New rules for protection of competition


Alexey Kot

Kyiv Post

On Feb. 7 the Verkhovna Rada of Ukraine voted for Draft Law 6746 “On amendments to certain legislative acts of Ukraine to ensure the principles of procedural justice and improve the effectiveness of proceedings in the suits on legal violations of the protection of economic competition,” according to which a number of key changes are proposed for the Law of Ukraine “On the Protection of Economic Competition.”

One of the important innovations is setting boundary time limits for the carrying out of investigations by the Antimonopoly Committee of Ukraine.

In particular, the Law stipulates the following terms:
– For cases connected with failure to provide information, the submission of false information, the non-execution of the decisions of the Antimonopoly Committee of Ukraine, and obstructing inspections, etc. – six months from the date of the adoption of decision on beginning consideration of the case;
– For cases on concentration of assets without permission, on the violation of conditions of concentration during the creation of an economic entity for which a permit was granted, and on violations stipulated by the Law of Ukraine “On Protection against Unfair Competition” – one year;
– For cases on concerted anticompetitive actions (cartels) – five years;
– For all other types of violation – two years.

Another important innovation is the provision regarding the new “settlement” institution for Ukraine. Its essence is that the antimonopoly body and the defendant in the case agree on the voluntary recognition by the defendant of all or part of the charges, for which a reduced fine is imposed.

An entity can at any stage of the case, before the Committee draws up preliminary conclusions on the case, submit an application to the Antimonopoly Committee to settle the case. Following the request, consultations are held between the parties, and the terms of the settlement are agreed and, in the event of reaching an agreement, the parties signs the relevant agreement.

It should be mentioned that the agreement is subject to approval by an economic court in accordance with the jurisdiction rules, and should contain a condition for the unconditional recognition of the violations by the defendant in the case, and the amount of the fine, which should be 20 percent less than the amount of fine that would be calculated according to the general rules. This statutory provision is quite interesting, but although it is not completely clear how it will be consistent with procedural legislation.

One more interesting innovation is the prohibition by the Law on appeals by the defendant against decisions of the Antimonopoly Committee of Ukraine taken in accordance with the terms of the settlement procedure.

The conditions of the reached settlement cannot be declared to be information with restricted access, and should be fully described in the relevant decision of the Antimonopoly Committee of Ukraine in the case.

The law also proposes the extension and improvement of the procedure for exempting from liability violations in the form of concerted actions, if persons have appealed to the Antimonopoly Committee of Ukraine to declare that they recognize the violation.
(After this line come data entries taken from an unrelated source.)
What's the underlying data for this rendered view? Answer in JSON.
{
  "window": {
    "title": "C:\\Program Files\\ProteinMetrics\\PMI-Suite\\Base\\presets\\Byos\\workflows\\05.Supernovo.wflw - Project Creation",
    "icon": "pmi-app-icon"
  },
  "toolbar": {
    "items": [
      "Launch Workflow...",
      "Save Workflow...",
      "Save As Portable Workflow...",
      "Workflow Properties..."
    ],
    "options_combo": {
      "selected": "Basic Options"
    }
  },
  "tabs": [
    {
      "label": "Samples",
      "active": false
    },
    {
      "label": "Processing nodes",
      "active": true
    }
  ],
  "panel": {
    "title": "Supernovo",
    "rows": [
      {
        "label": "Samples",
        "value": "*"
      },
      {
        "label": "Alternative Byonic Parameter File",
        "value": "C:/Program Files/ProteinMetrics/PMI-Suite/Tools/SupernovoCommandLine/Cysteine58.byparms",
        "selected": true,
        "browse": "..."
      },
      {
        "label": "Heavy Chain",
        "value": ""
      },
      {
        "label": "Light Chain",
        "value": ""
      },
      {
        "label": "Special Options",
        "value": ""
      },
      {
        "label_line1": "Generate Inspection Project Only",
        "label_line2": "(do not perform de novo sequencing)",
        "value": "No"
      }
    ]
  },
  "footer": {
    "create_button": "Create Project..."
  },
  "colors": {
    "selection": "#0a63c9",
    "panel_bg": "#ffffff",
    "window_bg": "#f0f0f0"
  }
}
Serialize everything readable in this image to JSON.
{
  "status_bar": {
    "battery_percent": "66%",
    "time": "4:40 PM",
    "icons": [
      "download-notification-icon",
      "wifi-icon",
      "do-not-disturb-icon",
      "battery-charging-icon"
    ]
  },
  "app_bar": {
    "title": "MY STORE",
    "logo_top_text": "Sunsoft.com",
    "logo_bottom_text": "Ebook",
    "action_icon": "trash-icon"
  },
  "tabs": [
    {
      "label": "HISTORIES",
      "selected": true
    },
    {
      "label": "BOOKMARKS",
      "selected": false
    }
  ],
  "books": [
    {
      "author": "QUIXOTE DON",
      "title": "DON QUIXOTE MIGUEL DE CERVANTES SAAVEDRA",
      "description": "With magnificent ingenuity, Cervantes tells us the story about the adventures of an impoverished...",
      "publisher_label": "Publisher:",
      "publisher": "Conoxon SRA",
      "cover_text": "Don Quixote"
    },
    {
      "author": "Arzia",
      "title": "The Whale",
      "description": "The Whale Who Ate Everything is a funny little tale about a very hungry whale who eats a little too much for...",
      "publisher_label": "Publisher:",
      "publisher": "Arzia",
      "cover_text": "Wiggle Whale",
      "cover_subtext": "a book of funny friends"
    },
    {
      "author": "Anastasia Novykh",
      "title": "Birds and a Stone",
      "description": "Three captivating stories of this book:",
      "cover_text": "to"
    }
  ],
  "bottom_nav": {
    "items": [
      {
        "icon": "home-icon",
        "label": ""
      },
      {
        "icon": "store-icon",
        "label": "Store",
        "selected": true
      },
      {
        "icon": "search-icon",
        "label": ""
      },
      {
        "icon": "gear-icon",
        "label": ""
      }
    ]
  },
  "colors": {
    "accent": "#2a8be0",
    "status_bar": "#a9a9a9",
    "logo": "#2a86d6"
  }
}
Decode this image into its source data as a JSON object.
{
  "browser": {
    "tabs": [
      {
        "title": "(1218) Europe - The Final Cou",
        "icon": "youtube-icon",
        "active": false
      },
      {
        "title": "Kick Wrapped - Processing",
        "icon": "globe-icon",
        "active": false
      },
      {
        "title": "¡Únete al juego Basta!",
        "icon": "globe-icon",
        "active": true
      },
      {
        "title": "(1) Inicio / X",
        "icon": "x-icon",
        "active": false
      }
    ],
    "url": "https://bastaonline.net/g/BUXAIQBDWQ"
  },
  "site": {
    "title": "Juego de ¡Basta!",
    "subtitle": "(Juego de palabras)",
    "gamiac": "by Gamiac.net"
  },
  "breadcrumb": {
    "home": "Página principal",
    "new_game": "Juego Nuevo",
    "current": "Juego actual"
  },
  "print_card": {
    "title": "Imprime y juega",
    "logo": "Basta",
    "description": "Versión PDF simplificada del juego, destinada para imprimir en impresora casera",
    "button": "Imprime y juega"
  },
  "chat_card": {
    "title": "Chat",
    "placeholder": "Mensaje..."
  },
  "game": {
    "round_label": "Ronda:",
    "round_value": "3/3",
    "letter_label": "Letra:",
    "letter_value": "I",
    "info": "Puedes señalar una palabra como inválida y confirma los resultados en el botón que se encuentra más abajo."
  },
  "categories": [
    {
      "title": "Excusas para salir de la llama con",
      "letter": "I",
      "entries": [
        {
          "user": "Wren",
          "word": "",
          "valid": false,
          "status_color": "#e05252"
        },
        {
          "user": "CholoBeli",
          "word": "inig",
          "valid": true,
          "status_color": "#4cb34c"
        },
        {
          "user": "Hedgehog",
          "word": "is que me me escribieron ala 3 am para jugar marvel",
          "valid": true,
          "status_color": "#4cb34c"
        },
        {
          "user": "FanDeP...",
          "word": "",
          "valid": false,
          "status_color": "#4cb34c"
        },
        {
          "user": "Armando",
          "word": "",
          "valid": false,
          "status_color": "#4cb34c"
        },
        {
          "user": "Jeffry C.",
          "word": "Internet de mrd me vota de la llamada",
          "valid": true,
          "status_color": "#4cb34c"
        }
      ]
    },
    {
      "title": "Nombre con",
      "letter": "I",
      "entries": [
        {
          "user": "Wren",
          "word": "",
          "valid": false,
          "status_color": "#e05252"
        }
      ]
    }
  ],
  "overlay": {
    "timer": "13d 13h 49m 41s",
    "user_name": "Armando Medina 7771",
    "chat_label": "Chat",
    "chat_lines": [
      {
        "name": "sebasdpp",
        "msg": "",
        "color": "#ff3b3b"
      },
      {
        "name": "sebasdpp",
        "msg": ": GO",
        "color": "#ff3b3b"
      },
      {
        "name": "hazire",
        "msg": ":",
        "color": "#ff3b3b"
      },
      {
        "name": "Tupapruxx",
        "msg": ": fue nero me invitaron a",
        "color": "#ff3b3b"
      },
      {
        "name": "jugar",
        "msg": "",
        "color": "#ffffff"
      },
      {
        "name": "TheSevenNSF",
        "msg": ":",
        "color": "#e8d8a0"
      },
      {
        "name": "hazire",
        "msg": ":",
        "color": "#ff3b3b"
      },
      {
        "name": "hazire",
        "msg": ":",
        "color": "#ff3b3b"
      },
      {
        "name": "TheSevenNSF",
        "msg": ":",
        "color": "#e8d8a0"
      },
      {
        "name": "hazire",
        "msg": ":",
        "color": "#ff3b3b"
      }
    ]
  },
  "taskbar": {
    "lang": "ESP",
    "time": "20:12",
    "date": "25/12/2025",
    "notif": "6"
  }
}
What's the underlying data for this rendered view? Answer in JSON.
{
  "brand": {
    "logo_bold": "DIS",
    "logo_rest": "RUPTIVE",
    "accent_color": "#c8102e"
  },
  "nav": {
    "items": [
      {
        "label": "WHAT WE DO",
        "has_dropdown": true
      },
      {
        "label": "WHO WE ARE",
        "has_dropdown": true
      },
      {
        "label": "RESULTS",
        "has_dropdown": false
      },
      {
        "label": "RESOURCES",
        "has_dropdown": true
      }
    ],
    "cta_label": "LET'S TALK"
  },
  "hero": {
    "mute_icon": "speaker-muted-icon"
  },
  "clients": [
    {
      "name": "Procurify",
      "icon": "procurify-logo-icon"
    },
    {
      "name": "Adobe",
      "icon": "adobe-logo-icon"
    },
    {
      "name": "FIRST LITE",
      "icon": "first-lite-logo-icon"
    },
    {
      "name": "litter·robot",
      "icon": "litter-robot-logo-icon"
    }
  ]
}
Complete exemption from liability for the first person applying is currently provided.

The law, in accordance with modern European practice, also introduces a partial exemption for further persons, namely:
• A reduction of the fine by 50 percent for the second person who applied;
• A reduction of the fine by 30 percent for a third person;
• A reduction of the fine by 20 percent for all others.

A more detailed description of the rights of case participants and defendants are specified by the Law. In particular, there is a clearly defined right to ask the antimonopoly bodies and obtain justified answers, the right to familiarize themselves with the case file (including the right to copy these materials), etc.

The issue of the adoption of preliminary conclusions in the case, and lodge objections to them, are also regulated more clearly.

An important change is the fact that the Law now establishes a minimum period of one month from the date of receipt of preliminary conclusions, during which objections should be filed (currently this period is 10 days), as well as a maximum period for which the term for submission of objections on the person’s application may be extended – up to three months.

Other crucial innovations are the norms concerning the possibility of discharging the officers of the Antimonopoly Committee of Ukraine or experts and interpreters if it is established that there are circumstances that cast doubt upon their impartiality or objectivity, in particular, in connection with the existence of a conflict of interests in accordance with the Law of Ukraine “On the Prevention of Corruption.”

In general, the Law is very important for the further development of antitrust regulation in Ukraine, and therefore we hope for its early signing by the president and for it to be published.